* _PROBLEM DETAILS_
Your response should be the complete listing, returned exactly as written.

* _DATASET ENTRIES_
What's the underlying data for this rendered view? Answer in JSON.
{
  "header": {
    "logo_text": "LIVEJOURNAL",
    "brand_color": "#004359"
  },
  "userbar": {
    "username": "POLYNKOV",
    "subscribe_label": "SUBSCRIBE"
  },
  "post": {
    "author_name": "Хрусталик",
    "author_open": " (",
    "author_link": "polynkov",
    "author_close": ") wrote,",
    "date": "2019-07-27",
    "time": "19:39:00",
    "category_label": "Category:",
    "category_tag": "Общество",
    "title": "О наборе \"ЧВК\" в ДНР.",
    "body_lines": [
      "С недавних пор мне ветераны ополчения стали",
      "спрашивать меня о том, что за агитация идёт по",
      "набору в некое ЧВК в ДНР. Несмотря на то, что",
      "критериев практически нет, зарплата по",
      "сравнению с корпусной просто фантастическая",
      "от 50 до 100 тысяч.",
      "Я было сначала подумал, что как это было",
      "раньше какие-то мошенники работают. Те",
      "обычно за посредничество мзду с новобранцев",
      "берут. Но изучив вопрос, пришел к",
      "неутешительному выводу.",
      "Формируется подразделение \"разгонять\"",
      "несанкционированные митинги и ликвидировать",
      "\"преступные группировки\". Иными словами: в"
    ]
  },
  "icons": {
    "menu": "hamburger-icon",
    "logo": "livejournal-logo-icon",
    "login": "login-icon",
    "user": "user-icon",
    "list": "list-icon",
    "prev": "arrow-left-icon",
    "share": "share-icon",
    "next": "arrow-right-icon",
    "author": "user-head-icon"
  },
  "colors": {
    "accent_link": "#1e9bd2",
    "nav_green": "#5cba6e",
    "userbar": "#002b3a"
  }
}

* _EXPECTED ANSWER_
What's the underlying data for this rendered view? Answer in JSON.
{
  "header": {
    "logo_text": "LIVEJOURNAL",
    "brand_color": "#004359"
  },
  "userbar": {
    "username": "POLYNKOV",
    "subscribe_label": "SUBSCRIBE"
  },
  "post": {
    "author_name": "Хрусталик",
    "author_open": " (",
    "author_link": "polynkov",
    "author_close": ") wrote,",
    "date": "2019-07-27",
    "time": "19:39:00",
    "category_label": "Category:",
    "category_tag": "Общество",
    "title": "О наборе \"ЧВК\" в ДНР.",
    "body_lines": [
      "С недавних пор мне ветераны ополчения стали",
      "спрашивать меня о том, что за агитация идёт по",
      "набору в некое ЧВК в ДНР. Несмотря на то, что",
      "критериев практически нет, зарплата по",
      "сравнению с корпусной просто фантастическая",
      "от 50 до 100 тысяч.",
      "Я было сначала подумал, что как это было",
      "раньше какие-то мошенники работают. Те",
      "обычно за посредничество мзду с новобранцев",
      "берут. Но изучив вопрос, пришел к",
      "неутешительному выводу.",
      "Формируется подразделение \"разгонять\"",
      "несанкционированные митинги и ликвидировать",
      "\"преступные группировки\". Иными словами: в"
    ]
  },
  "icons": {
    "menu": "hamburger-icon",
    "logo": "livejournal-logo-icon",
    "login": "login-icon",
    "user": "user-icon",
    "list": "list-icon",
    "prev": "arrow-left-icon",
    "share": "share-icon",
    "next": "arrow-right-icon",
    "author": "user-head-icon"
  },
  "colors": {
    "accent_link": "#1e9bd2",
    "nav_green": "#5cba6e",
    "userbar": "#002b3a"
  }
}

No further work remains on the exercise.